**WORK REQUIRED:** Could you return every record below word for word, leaving out the pictures?

Dataset rows for apps and sites
##############################

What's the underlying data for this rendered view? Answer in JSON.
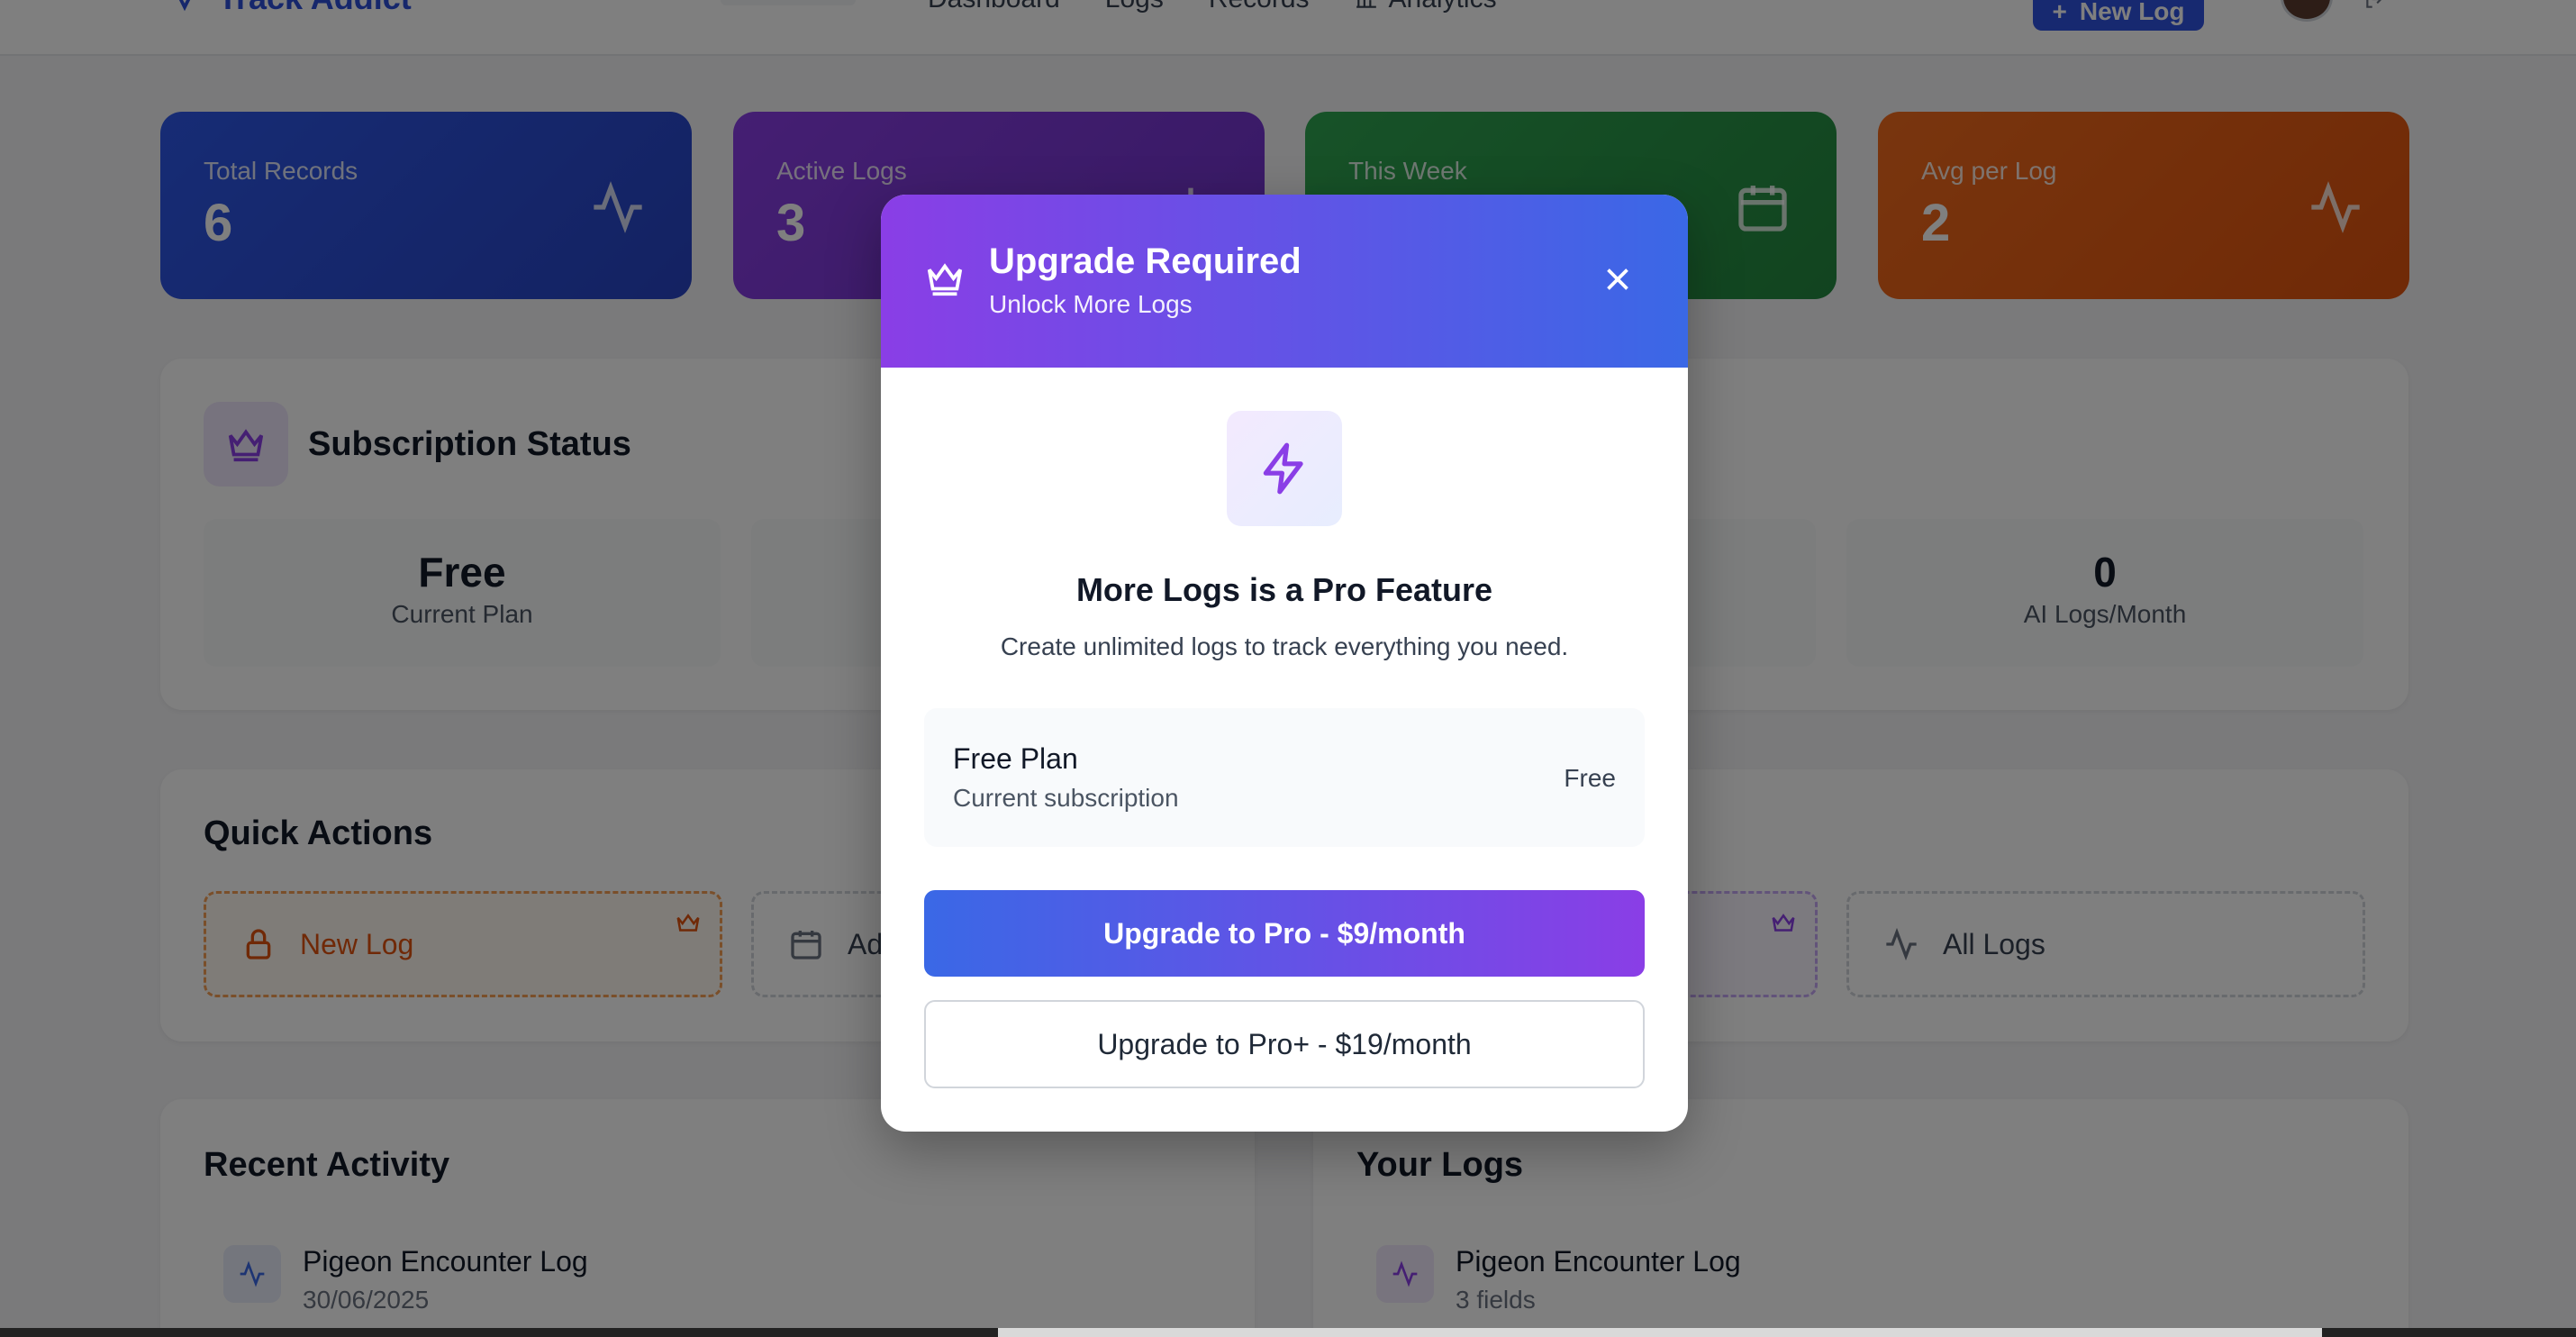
{
  "nav": {
    "brand": "Track Addict",
    "links": [
      "Dashboard",
      "Logs",
      "Records",
      "Analytics"
    ],
    "new_log_label": "New Log"
  },
  "stats": [
    {
      "label": "Total Records",
      "value": "6",
      "color": "#2e58ea",
      "icon": "activity-icon"
    },
    {
      "label": "Active Logs",
      "value": "3",
      "color": "#8a3ee6",
      "icon": "chart-icon"
    },
    {
      "label": "This Week",
      "value": "",
      "color": "#2fa551",
      "icon": "calendar-icon"
    },
    {
      "label": "Avg per Log",
      "value": "2",
      "color": "#f26b1d",
      "icon": "activity-icon"
    }
  ],
  "subscription": {
    "title": "Subscription Status",
    "metrics": [
      {
        "value": "Free",
        "label": "Current Plan"
      },
      {
        "value": "0",
        "label": "AI Logs/Month"
      }
    ]
  },
  "quick_actions": {
    "title": "Quick Actions",
    "items": [
      {
        "label": "New Log",
        "icon": "lock-icon",
        "locked": true
      },
      {
        "label": "Ad",
        "icon": "calendar-icon"
      },
      {
        "label": "",
        "icon": "crown-icon",
        "locked": true
      },
      {
        "label": "All Logs",
        "icon": "activity-icon"
      }
    ]
  },
  "recent_activity": {
    "title": "Recent Activity",
    "items": [
      {
        "title": "Pigeon Encounter Log",
        "sub": "30/06/2025"
      }
    ]
  },
  "your_logs": {
    "title": "Your Logs",
    "items": [
      {
        "title": "Pigeon Encounter Log",
        "sub": "3 fields"
      }
    ]
  },
  "modal": {
    "title": "Upgrade Required",
    "subtitle": "Unlock More Logs",
    "feature_title": "More Logs is a Pro Feature",
    "feature_desc": "Create unlimited logs to track everything you need.",
    "plan": {
      "name": "Free Plan",
      "sub": "Current subscription",
      "price": "Free"
    },
    "pro_button": "Upgrade to Pro - $9/month",
    "proplus_button": "Upgrade to Pro+ - $19/month",
    "header_gradient": [
      "#8a3ee6",
      "#3a68e6"
    ]
  }
}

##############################

**PROBLEM SOLUTION:**
What's the underlying data for this rendered view? Answer in JSON.
{
  "nav": {
    "brand": "Track Addict",
    "links": [
      "Dashboard",
      "Logs",
      "Records",
      "Analytics"
    ],
    "new_log_label": "New Log"
  },
  "stats": [
    {
      "label": "Total Records",
      "value": "6",
      "color": "#2e58ea",
      "icon": "activity-icon"
    },
    {
      "label": "Active Logs",
      "value": "3",
      "color": "#8a3ee6",
      "icon": "chart-icon"
    },
    {
      "label": "This Week",
      "value": "",
      "color": "#2fa551",
      "icon": "calendar-icon"
    },
    {
      "label": "Avg per Log",
      "value": "2",
      "color": "#f26b1d",
      "icon": "activity-icon"
    }
  ],
  "subscription": {
    "title": "Subscription Status",
    "metrics": [
      {
        "value": "Free",
        "label": "Current Plan"
      },
      {
        "value": "0",
        "label": "AI Logs/Month"
      }
    ]
  },
  "quick_actions": {
    "title": "Quick Actions",
    "items": [
      {
        "label": "New Log",
        "icon": "lock-icon",
        "locked": true
      },
      {
        "label": "Ad",
        "icon": "calendar-icon"
      },
      {
        "label": "",
        "icon": "crown-icon",
        "locked": true
      },
      {
        "label": "All Logs",
        "icon": "activity-icon"
      }
    ]
  },
  "recent_activity": {
    "title": "Recent Activity",
    "items": [
      {
        "title": "Pigeon Encounter Log",
        "sub": "30/06/2025"
      }
    ]
  },
  "your_logs": {
    "title": "Your Logs",
    "items": [
      {
        "title": "Pigeon Encounter Log",
        "sub": "3 fields"
      }
    ]
  },
  "modal": {
    "title": "Upgrade Required",
    "subtitle": "Unlock More Logs",
    "feature_title": "More Logs is a Pro Feature",
    "feature_desc": "Create unlimited logs to track everything you need.",
    "plan": {
      "name": "Free Plan",
      "sub": "Current subscription",
      "price": "Free"
    },
    "pro_button": "Upgrade to Pro - $9/month",
    "proplus_button": "Upgrade to Pro+ - $19/month",
    "header_gradient": [
      "#8a3ee6",
      "#3a68e6"
    ]
  }
}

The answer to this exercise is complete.